Local grants to improve household energy efficiency have been extended after more than 500 households have been improved to receive improvements.
Grants of up to £10,000 have been made available to Greater Manchester residents to help cut emissions and energy bills.
The grants can be used towards the cost of installing insulation, including wall, loft and cavity wall insulation; and low carbon heating systems such as air source heating pumps.
In addition, households are also eligible for home improvements such as new doors and windows to replace single glazed windows, and smart heating controls.
The fund is part of the UK Government’s Green Homes Grant Local Authority Delivery Scheme, with an additional £5.6m of funding secured by GMCA (Greater Manchester Combined Authority) to cover a further 821 homes in the city-region, the majority of which are for social-rent.
Residents who have a household income of less than £30,000 and living in homes with low energy efficiency ratings of EPC band E, F or G, are invited to apply.

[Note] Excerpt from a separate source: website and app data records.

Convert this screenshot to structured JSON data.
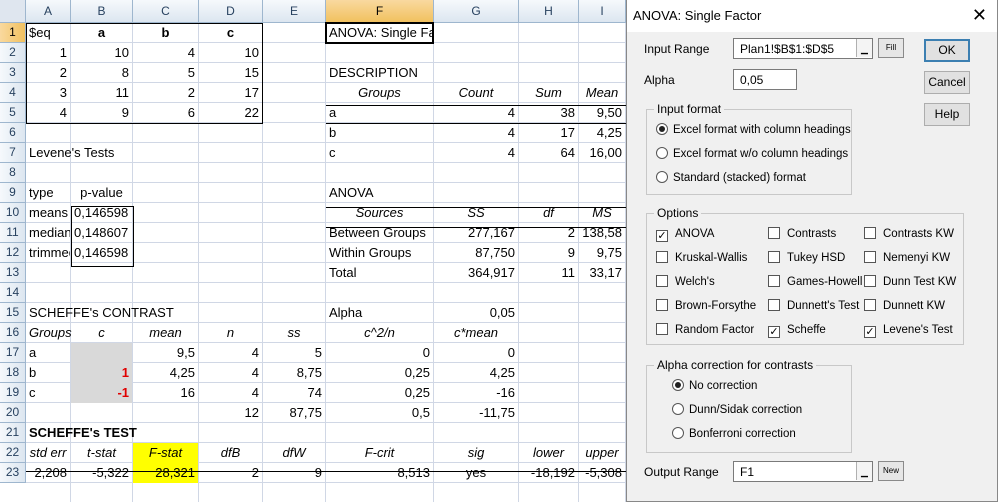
{
  "spreadsheet": {
    "columns": [
      {
        "label": "A",
        "selected": false
      },
      {
        "label": "B",
        "selected": false
      },
      {
        "label": "C",
        "selected": false
      },
      {
        "label": "D",
        "selected": false
      },
      {
        "label": "E",
        "selected": false
      },
      {
        "label": "F",
        "selected": true
      },
      {
        "label": "G",
        "selected": false
      },
      {
        "label": "H",
        "selected": false
      },
      {
        "label": "I",
        "selected": false
      }
    ],
    "rows": [
      "1",
      "2",
      "3",
      "4",
      "5",
      "6",
      "7",
      "8",
      "9",
      "10",
      "11",
      "12",
      "13",
      "14",
      "15",
      "16",
      "17",
      "18",
      "19",
      "20",
      "21",
      "22",
      "23"
    ],
    "selected_row": "1",
    "cells": [
      {
        "col": "A",
        "row": 1,
        "v": "$eq",
        "align": "l"
      },
      {
        "col": "B",
        "row": 1,
        "v": "a",
        "align": "c",
        "style": "b"
      },
      {
        "col": "C",
        "row": 1,
        "v": "b",
        "align": "c",
        "style": "b"
      },
      {
        "col": "D",
        "row": 1,
        "v": "c",
        "align": "c",
        "style": "b"
      },
      {
        "col": "F",
        "row": 1,
        "v": "ANOVA: Single Factor",
        "align": "l"
      },
      {
        "col": "A",
        "row": 2,
        "v": "1",
        "align": "r"
      },
      {
        "col": "B",
        "row": 2,
        "v": "10",
        "align": "r"
      },
      {
        "col": "C",
        "row": 2,
        "v": "4",
        "align": "r"
      },
      {
        "col": "D",
        "row": 2,
        "v": "10",
        "align": "r"
      },
      {
        "col": "A",
        "row": 3,
        "v": "2",
        "align": "r"
      },
      {
        "col": "B",
        "row": 3,
        "v": "8",
        "align": "r"
      },
      {
        "col": "C",
        "row": 3,
        "v": "5",
        "align": "r"
      },
      {
        "col": "D",
        "row": 3,
        "v": "15",
        "align": "r"
      },
      {
        "col": "F",
        "row": 3,
        "v": "DESCRIPTION",
        "align": "l"
      },
      {
        "col": "A",
        "row": 4,
        "v": "3",
        "align": "r"
      },
      {
        "col": "B",
        "row": 4,
        "v": "11",
        "align": "r"
      },
      {
        "col": "C",
        "row": 4,
        "v": "2",
        "align": "r"
      },
      {
        "col": "D",
        "row": 4,
        "v": "17",
        "align": "r"
      },
      {
        "col": "F",
        "row": 4,
        "v": "Groups",
        "align": "c",
        "style": "i"
      },
      {
        "col": "G",
        "row": 4,
        "v": "Count",
        "align": "c",
        "style": "i"
      },
      {
        "col": "H",
        "row": 4,
        "v": "Sum",
        "align": "c",
        "style": "i"
      },
      {
        "col": "I",
        "row": 4,
        "v": "Mean",
        "align": "c",
        "style": "i"
      },
      {
        "col": "A",
        "row": 5,
        "v": "4",
        "align": "r"
      },
      {
        "col": "B",
        "row": 5,
        "v": "9",
        "align": "r"
      },
      {
        "col": "C",
        "row": 5,
        "v": "6",
        "align": "r"
      },
      {
        "col": "D",
        "row": 5,
        "v": "22",
        "align": "r"
      },
      {
        "col": "F",
        "row": 5,
        "v": "a",
        "align": "l"
      },
      {
        "col": "G",
        "row": 5,
        "v": "4",
        "align": "r"
      },
      {
        "col": "H",
        "row": 5,
        "v": "38",
        "align": "r"
      },
      {
        "col": "I",
        "row": 5,
        "v": "9,50",
        "align": "r"
      },
      {
        "col": "F",
        "row": 6,
        "v": "b",
        "align": "l"
      },
      {
        "col": "G",
        "row": 6,
        "v": "4",
        "align": "r"
      },
      {
        "col": "H",
        "row": 6,
        "v": "17",
        "align": "r"
      },
      {
        "col": "I",
        "row": 6,
        "v": "4,25",
        "align": "r"
      },
      {
        "col": "A",
        "row": 7,
        "v": "Levene's Tests",
        "align": "l"
      },
      {
        "col": "F",
        "row": 7,
        "v": "c",
        "align": "l"
      },
      {
        "col": "G",
        "row": 7,
        "v": "4",
        "align": "r"
      },
      {
        "col": "H",
        "row": 7,
        "v": "64",
        "align": "r"
      },
      {
        "col": "I",
        "row": 7,
        "v": "16,00",
        "align": "r"
      },
      {
        "col": "A",
        "row": 9,
        "v": "type",
        "align": "l"
      },
      {
        "col": "B",
        "row": 9,
        "v": "p-value",
        "align": "c"
      },
      {
        "col": "F",
        "row": 9,
        "v": "ANOVA",
        "align": "l"
      },
      {
        "col": "A",
        "row": 10,
        "v": "means",
        "align": "l"
      },
      {
        "col": "B",
        "row": 10,
        "v": "0,146598",
        "align": "l"
      },
      {
        "col": "F",
        "row": 10,
        "v": "Sources",
        "align": "c",
        "style": "i"
      },
      {
        "col": "G",
        "row": 10,
        "v": "SS",
        "align": "c",
        "style": "i"
      },
      {
        "col": "H",
        "row": 10,
        "v": "df",
        "align": "c",
        "style": "i"
      },
      {
        "col": "I",
        "row": 10,
        "v": "MS",
        "align": "c",
        "style": "i"
      },
      {
        "col": "A",
        "row": 11,
        "v": "median",
        "align": "l"
      },
      {
        "col": "B",
        "row": 11,
        "v": "0,148607",
        "align": "l"
      },
      {
        "col": "F",
        "row": 11,
        "v": "Between Groups",
        "align": "l"
      },
      {
        "col": "G",
        "row": 11,
        "v": "277,167",
        "align": "r"
      },
      {
        "col": "H",
        "row": 11,
        "v": "2",
        "align": "r"
      },
      {
        "col": "I",
        "row": 11,
        "v": "138,58",
        "align": "r"
      },
      {
        "col": "A",
        "row": 12,
        "v": "trimmed",
        "align": "l"
      },
      {
        "col": "B",
        "row": 12,
        "v": "0,146598",
        "align": "l"
      },
      {
        "col": "F",
        "row": 12,
        "v": "Within Groups",
        "align": "l"
      },
      {
        "col": "G",
        "row": 12,
        "v": "87,750",
        "align": "r"
      },
      {
        "col": "H",
        "row": 12,
        "v": "9",
        "align": "r"
      },
      {
        "col": "I",
        "row": 12,
        "v": "9,75",
        "align": "r"
      },
      {
        "col": "F",
        "row": 13,
        "v": "Total",
        "align": "l"
      },
      {
        "col": "G",
        "row": 13,
        "v": "364,917",
        "align": "r"
      },
      {
        "col": "H",
        "row": 13,
        "v": "11",
        "align": "r"
      },
      {
        "col": "I",
        "row": 13,
        "v": "33,17",
        "align": "r"
      },
      {
        "col": "A",
        "row": 15,
        "v": "SCHEFFE's CONTRAST",
        "align": "l"
      },
      {
        "col": "F",
        "row": 15,
        "v": "Alpha",
        "align": "l"
      },
      {
        "col": "G",
        "row": 15,
        "v": "0,05",
        "align": "r"
      },
      {
        "col": "A",
        "row": 16,
        "v": "Groups",
        "align": "l",
        "style": "i"
      },
      {
        "col": "B",
        "row": 16,
        "v": "c",
        "align": "c",
        "style": "i"
      },
      {
        "col": "C",
        "row": 16,
        "v": "mean",
        "align": "c",
        "style": "i"
      },
      {
        "col": "D",
        "row": 16,
        "v": "n",
        "align": "c",
        "style": "i"
      },
      {
        "col": "E",
        "row": 16,
        "v": "ss",
        "align": "c",
        "style": "i"
      },
      {
        "col": "F",
        "row": 16,
        "v": "c^2/n",
        "align": "c",
        "style": "i"
      },
      {
        "col": "G",
        "row": 16,
        "v": "c*mean",
        "align": "c",
        "style": "i"
      },
      {
        "col": "A",
        "row": 17,
        "v": "a",
        "align": "l"
      },
      {
        "col": "B",
        "row": 17,
        "v": "",
        "align": "r",
        "fill": "gray"
      },
      {
        "col": "C",
        "row": 17,
        "v": "9,5",
        "align": "r"
      },
      {
        "col": "D",
        "row": 17,
        "v": "4",
        "align": "r"
      },
      {
        "col": "E",
        "row": 17,
        "v": "5",
        "align": "r"
      },
      {
        "col": "F",
        "row": 17,
        "v": "0",
        "align": "r"
      },
      {
        "col": "G",
        "row": 17,
        "v": "0",
        "align": "r"
      },
      {
        "col": "A",
        "row": 18,
        "v": "b",
        "align": "l"
      },
      {
        "col": "B",
        "row": 18,
        "v": "1",
        "align": "r",
        "fill": "gray",
        "style": "red"
      },
      {
        "col": "C",
        "row": 18,
        "v": "4,25",
        "align": "r"
      },
      {
        "col": "D",
        "row": 18,
        "v": "4",
        "align": "r"
      },
      {
        "col": "E",
        "row": 18,
        "v": "8,75",
        "align": "r"
      },
      {
        "col": "F",
        "row": 18,
        "v": "0,25",
        "align": "r"
      },
      {
        "col": "G",
        "row": 18,
        "v": "4,25",
        "align": "r"
      },
      {
        "col": "A",
        "row": 19,
        "v": "c",
        "align": "l"
      },
      {
        "col": "B",
        "row": 19,
        "v": "-1",
        "align": "r",
        "fill": "gray",
        "style": "red"
      },
      {
        "col": "C",
        "row": 19,
        "v": "16",
        "align": "r"
      },
      {
        "col": "D",
        "row": 19,
        "v": "4",
        "align": "r"
      },
      {
        "col": "E",
        "row": 19,
        "v": "74",
        "align": "r"
      },
      {
        "col": "F",
        "row": 19,
        "v": "0,25",
        "align": "r"
      },
      {
        "col": "G",
        "row": 19,
        "v": "-16",
        "align": "r"
      },
      {
        "col": "D",
        "row": 20,
        "v": "12",
        "align": "r"
      },
      {
        "col": "E",
        "row": 20,
        "v": "87,75",
        "align": "r"
      },
      {
        "col": "F",
        "row": 20,
        "v": "0,5",
        "align": "r"
      },
      {
        "col": "G",
        "row": 20,
        "v": "-11,75",
        "align": "r"
      },
      {
        "col": "A",
        "row": 21,
        "v": "SCHEFFE's TEST",
        "align": "l",
        "style": "b"
      },
      {
        "col": "A",
        "row": 22,
        "v": "std err",
        "align": "c",
        "style": "i"
      },
      {
        "col": "B",
        "row": 22,
        "v": "t-stat",
        "align": "c",
        "style": "i"
      },
      {
        "col": "C",
        "row": 22,
        "v": "F-stat",
        "align": "c",
        "style": "i",
        "fill": "yellow"
      },
      {
        "col": "D",
        "row": 22,
        "v": "dfB",
        "align": "c",
        "style": "i"
      },
      {
        "col": "E",
        "row": 22,
        "v": "dfW",
        "align": "c",
        "style": "i"
      },
      {
        "col": "F",
        "row": 22,
        "v": "F-crit",
        "align": "c",
        "style": "i"
      },
      {
        "col": "G",
        "row": 22,
        "v": "sig",
        "align": "c",
        "style": "i"
      },
      {
        "col": "H",
        "row": 22,
        "v": "lower",
        "align": "c",
        "style": "i"
      },
      {
        "col": "I",
        "row": 22,
        "v": "upper",
        "align": "c",
        "style": "i"
      },
      {
        "col": "A",
        "row": 23,
        "v": "2,208",
        "align": "r"
      },
      {
        "col": "B",
        "row": 23,
        "v": "-5,322",
        "align": "r"
      },
      {
        "col": "C",
        "row": 23,
        "v": "28,321",
        "align": "r",
        "fill": "yellow"
      },
      {
        "col": "D",
        "row": 23,
        "v": "2",
        "align": "r"
      },
      {
        "col": "E",
        "row": 23,
        "v": "9",
        "align": "r"
      },
      {
        "col": "F",
        "row": 23,
        "v": "8,513",
        "align": "r"
      },
      {
        "col": "G",
        "row": 23,
        "v": "yes",
        "align": "c"
      },
      {
        "col": "H",
        "row": 23,
        "v": "-18,192",
        "align": "r"
      },
      {
        "col": "I",
        "row": 23,
        "v": "-5,308",
        "align": "r"
      }
    ]
  },
  "dialog": {
    "title": "ANOVA: Single Factor",
    "close_icon": "close-icon",
    "input_range_label": "Input Range",
    "input_range_value": "Plan1!$B$1:$D$5",
    "fill_button": "Fill",
    "alpha_label": "Alpha",
    "alpha_value": "0,05",
    "ok_button": "OK",
    "cancel_button": "Cancel",
    "help_button": "Help",
    "input_format": {
      "label": "Input format",
      "options": [
        {
          "label": "Excel format with column headings",
          "selected": true
        },
        {
          "label": "Excel format w/o column headings",
          "selected": false
        },
        {
          "label": "Standard (stacked) format",
          "selected": false
        }
      ]
    },
    "options": {
      "label": "Options",
      "items": [
        {
          "label": "ANOVA",
          "checked": true
        },
        {
          "label": "Contrasts",
          "checked": false
        },
        {
          "label": "Contrasts KW",
          "checked": false
        },
        {
          "label": "Kruskal-Wallis",
          "checked": false
        },
        {
          "label": "Tukey HSD",
          "checked": false
        },
        {
          "label": "Nemenyi KW",
          "checked": false
        },
        {
          "label": "Welch's",
          "checked": false
        },
        {
          "label": "Games-Howell",
          "checked": false
        },
        {
          "label": "Dunn Test KW",
          "checked": false
        },
        {
          "label": "Brown-Forsythe",
          "checked": false
        },
        {
          "label": "Dunnett's Test",
          "checked": false
        },
        {
          "label": "Dunnett KW",
          "checked": false
        },
        {
          "label": "Random Factor",
          "checked": false
        },
        {
          "label": "Scheffe",
          "checked": true
        },
        {
          "label": "Levene's Test",
          "checked": true
        }
      ]
    },
    "alpha_correction": {
      "label": "Alpha correction for contrasts",
      "options": [
        {
          "label": "No correction",
          "selected": true
        },
        {
          "label": "Dunn/Sidak correction",
          "selected": false
        },
        {
          "label": "Bonferroni correction",
          "selected": false
        }
      ]
    },
    "output_range_label": "Output Range",
    "output_range_value": "F1",
    "new_button": "New"
  }
}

Speaking of the decision to extend funding, Councillor Andrew Weston, GMCA Lead for the Green City-Region, said: “Retrofitting is a major tool at our disposal in the effort to tackle fuel poverty, create new skills and jobs, and decarbonise our city-region, so it’s great news that we’ve been able to continue this scheme through to September.

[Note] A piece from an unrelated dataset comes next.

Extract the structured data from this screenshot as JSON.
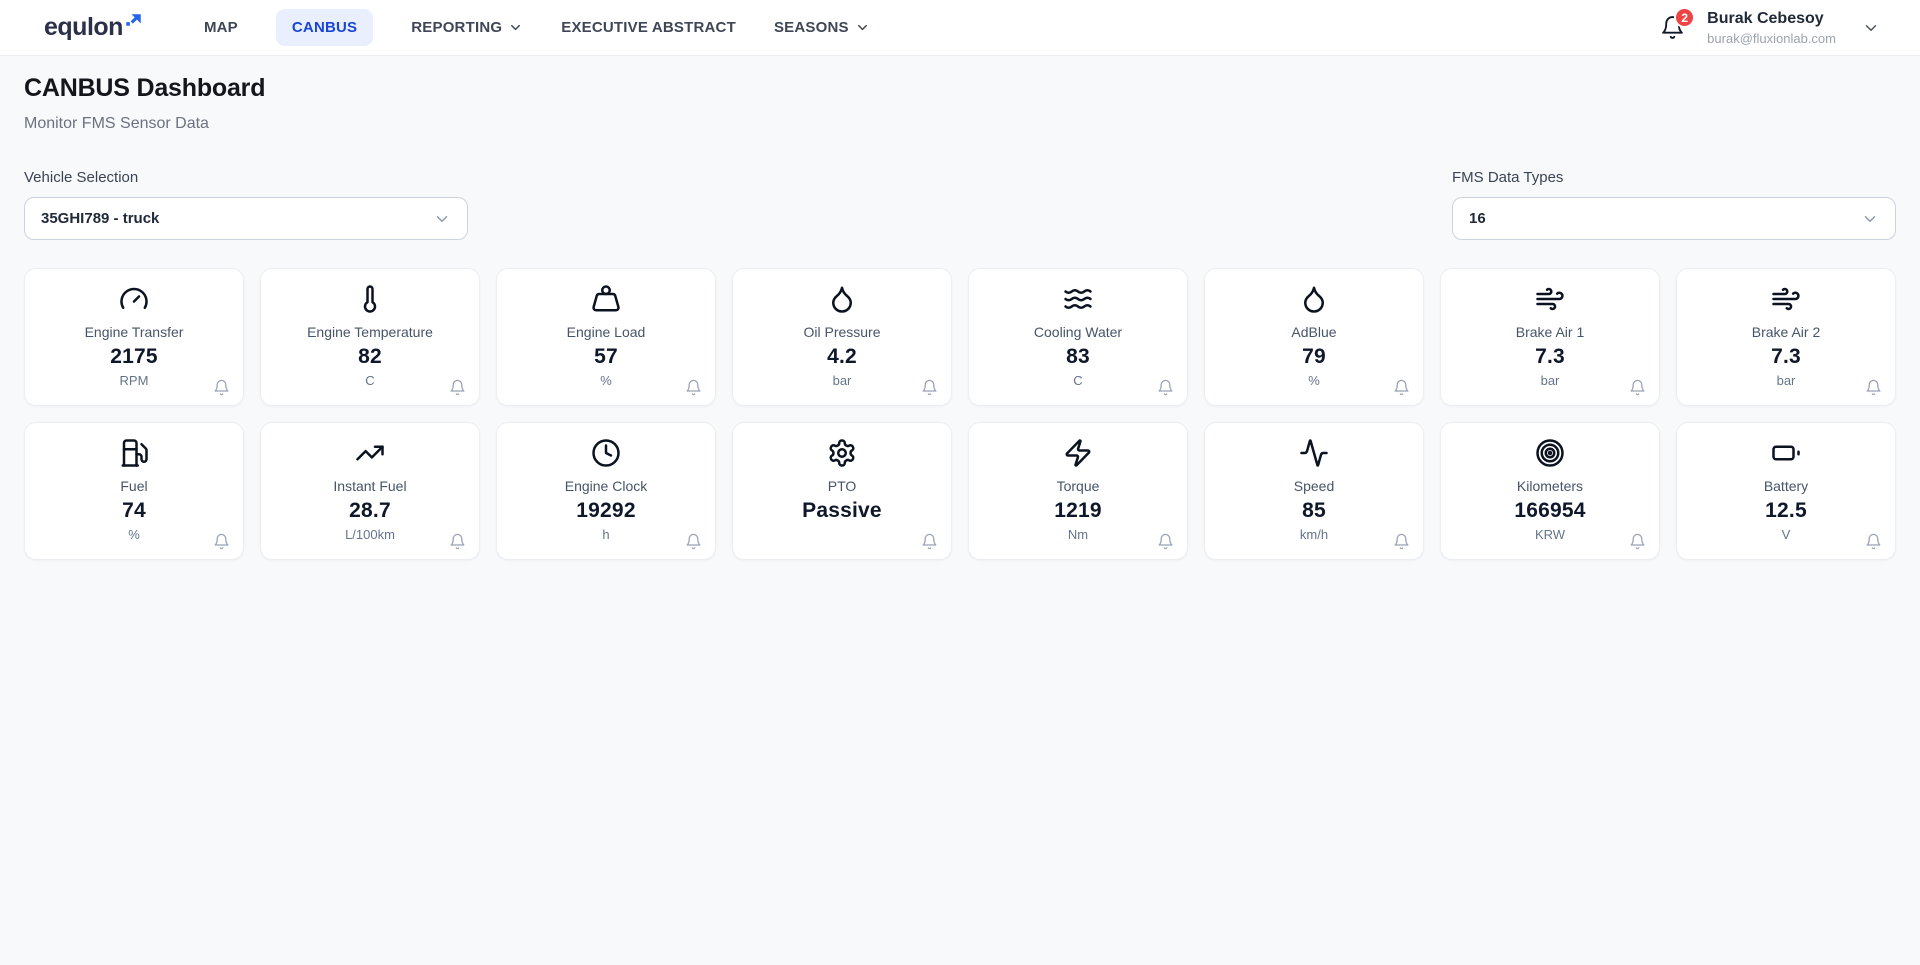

“We’re acutely aware that this remains a challenging time for many people. These kinds of measures can not only cut the cost of energy bills, but also improve the quality of our homes, making them better and more economical in the long run. A Green Homes Grant could make a real difference in so many ways, so I would encourage everyone who is eligible to take advantage of this very positive initiative.”
The majority of homes in the UK were built before the introduction of energy performance regulation, meaning they can be notoriously cold, leaky and energy inefficient.

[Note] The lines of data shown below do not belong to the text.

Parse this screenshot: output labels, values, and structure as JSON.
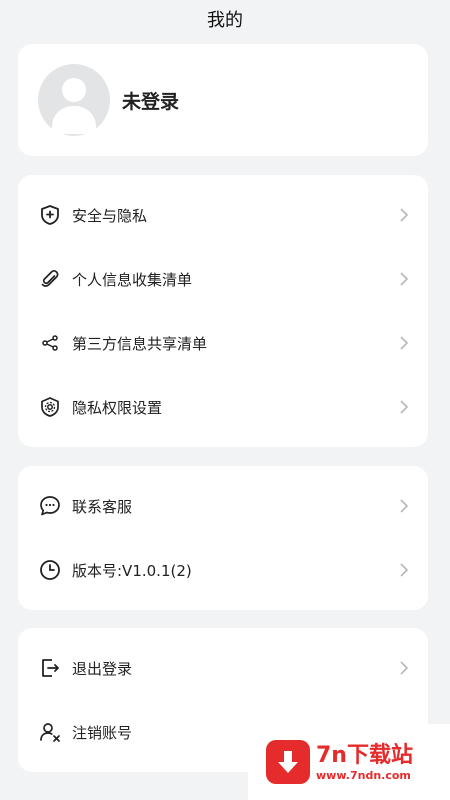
{
  "header": {
    "title": "我的"
  },
  "profile": {
    "username": "未登录"
  },
  "group1": [
    {
      "label": "安全与隐私",
      "icon": "shield-plus-icon"
    },
    {
      "label": "个人信息收集清单",
      "icon": "paperclip-icon"
    },
    {
      "label": "第三方信息共享清单",
      "icon": "share-icon"
    },
    {
      "label": "隐私权限设置",
      "icon": "gear-shield-icon"
    }
  ],
  "group2": [
    {
      "label": "联系客服",
      "icon": "chat-bubble-icon"
    },
    {
      "label": "版本号:V1.0.1(2)",
      "icon": "clock-icon"
    }
  ],
  "group3": [
    {
      "label": "退出登录",
      "icon": "logout-icon"
    },
    {
      "label": "注销账号",
      "icon": "user-remove-icon"
    }
  ],
  "watermark": {
    "title": "7n下载站",
    "url": "www.7ndn.com",
    "accent": "#e52b2b"
  }
}
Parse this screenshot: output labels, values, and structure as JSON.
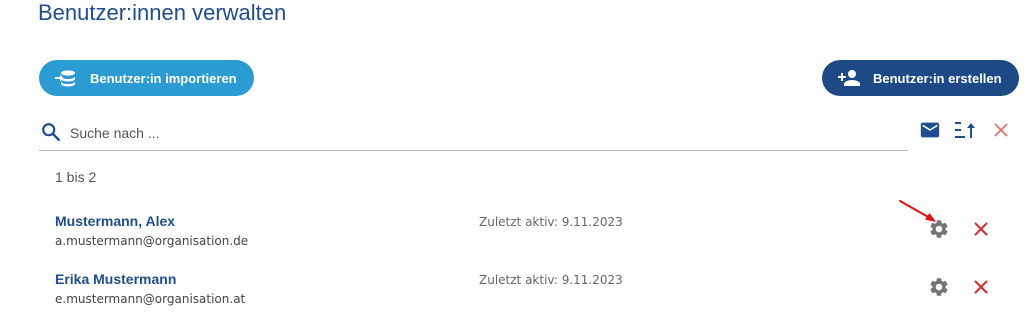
{
  "page": {
    "title": "Benutzer:innen verwalten"
  },
  "actions": {
    "import_label": "Benutzer:in importieren",
    "create_label": "Benutzer:in erstellen"
  },
  "search": {
    "placeholder": "Suche nach ..."
  },
  "toolbar": {
    "icons": [
      "mail-icon",
      "sort-icon",
      "clear-icon"
    ]
  },
  "results": {
    "count_label": "1 bis 2"
  },
  "users": [
    {
      "name": "Mustermann, Alex",
      "email": "a.mustermann@organisation.de",
      "last_active": "Zuletzt aktiv: 9.11.2023"
    },
    {
      "name": "Erika Mustermann",
      "email": "e.mustermann@organisation.at",
      "last_active": "Zuletzt aktiv: 9.11.2023"
    }
  ],
  "colors": {
    "title": "#1f4d8f",
    "import_button": "#2b9bd3",
    "create_button": "#1d4a86",
    "delete": "#d32f2f",
    "gear": "#757575",
    "annotation_arrow": "#e01010"
  }
}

Retrofitting is a key step in Greater Manchester’s move toward carbon neutrality, especially in its efforts to decarbonise the energy network. To ensure the region meets its climate goals, it is anticipated that homes need to be completely carbon neutral.
Improving our homes is generally seen as more cost and energy-effective than knocking them down and starting again, and retrofitting could be a keystone to driving the green economy, creating new jobs which will require specialists to fit double glazing, insulation, or improved heating appliances.